The task
Your answer must consist of one number: how many lines in the records contain "name".

Data to examine
━━━━━━━━━━━━━━━━

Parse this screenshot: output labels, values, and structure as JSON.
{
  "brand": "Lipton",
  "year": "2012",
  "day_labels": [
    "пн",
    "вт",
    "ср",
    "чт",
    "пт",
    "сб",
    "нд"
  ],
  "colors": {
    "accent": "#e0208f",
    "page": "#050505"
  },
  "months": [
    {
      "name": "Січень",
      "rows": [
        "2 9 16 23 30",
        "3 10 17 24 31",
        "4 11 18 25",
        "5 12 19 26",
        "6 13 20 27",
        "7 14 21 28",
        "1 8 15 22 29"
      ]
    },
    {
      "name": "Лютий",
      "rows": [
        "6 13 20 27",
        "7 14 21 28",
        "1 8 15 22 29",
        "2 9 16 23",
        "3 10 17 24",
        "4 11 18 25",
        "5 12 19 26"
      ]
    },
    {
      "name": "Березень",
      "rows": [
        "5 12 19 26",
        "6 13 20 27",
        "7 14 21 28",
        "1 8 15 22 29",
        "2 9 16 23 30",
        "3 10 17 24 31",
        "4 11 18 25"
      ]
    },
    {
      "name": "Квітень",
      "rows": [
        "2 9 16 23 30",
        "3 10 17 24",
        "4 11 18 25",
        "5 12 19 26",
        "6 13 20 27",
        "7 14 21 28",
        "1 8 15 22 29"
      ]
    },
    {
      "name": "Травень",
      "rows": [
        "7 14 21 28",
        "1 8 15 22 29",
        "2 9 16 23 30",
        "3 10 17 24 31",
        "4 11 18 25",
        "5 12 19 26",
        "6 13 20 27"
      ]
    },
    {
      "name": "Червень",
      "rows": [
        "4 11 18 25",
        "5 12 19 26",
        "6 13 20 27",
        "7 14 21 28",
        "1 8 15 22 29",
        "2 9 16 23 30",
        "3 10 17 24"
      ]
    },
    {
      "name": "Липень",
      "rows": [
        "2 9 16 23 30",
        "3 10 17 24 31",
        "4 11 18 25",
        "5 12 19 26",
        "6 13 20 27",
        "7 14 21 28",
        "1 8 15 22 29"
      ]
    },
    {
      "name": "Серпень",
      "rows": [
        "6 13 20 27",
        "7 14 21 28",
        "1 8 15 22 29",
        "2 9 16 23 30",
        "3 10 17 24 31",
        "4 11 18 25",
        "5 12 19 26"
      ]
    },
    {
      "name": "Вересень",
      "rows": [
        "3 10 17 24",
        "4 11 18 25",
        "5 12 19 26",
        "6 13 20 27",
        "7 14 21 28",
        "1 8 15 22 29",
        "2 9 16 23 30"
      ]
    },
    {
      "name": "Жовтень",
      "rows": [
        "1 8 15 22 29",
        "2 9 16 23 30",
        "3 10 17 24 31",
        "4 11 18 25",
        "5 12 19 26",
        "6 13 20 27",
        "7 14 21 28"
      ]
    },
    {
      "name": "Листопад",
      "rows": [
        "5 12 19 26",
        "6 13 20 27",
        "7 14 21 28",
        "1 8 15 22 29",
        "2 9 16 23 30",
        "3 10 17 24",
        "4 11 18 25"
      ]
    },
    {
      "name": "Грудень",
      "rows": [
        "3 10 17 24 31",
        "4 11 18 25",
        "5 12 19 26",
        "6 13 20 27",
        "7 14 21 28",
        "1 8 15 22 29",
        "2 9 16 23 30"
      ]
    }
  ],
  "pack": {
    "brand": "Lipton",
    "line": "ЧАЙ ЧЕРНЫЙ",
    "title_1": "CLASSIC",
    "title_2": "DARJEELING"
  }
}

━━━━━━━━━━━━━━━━

Written answer
12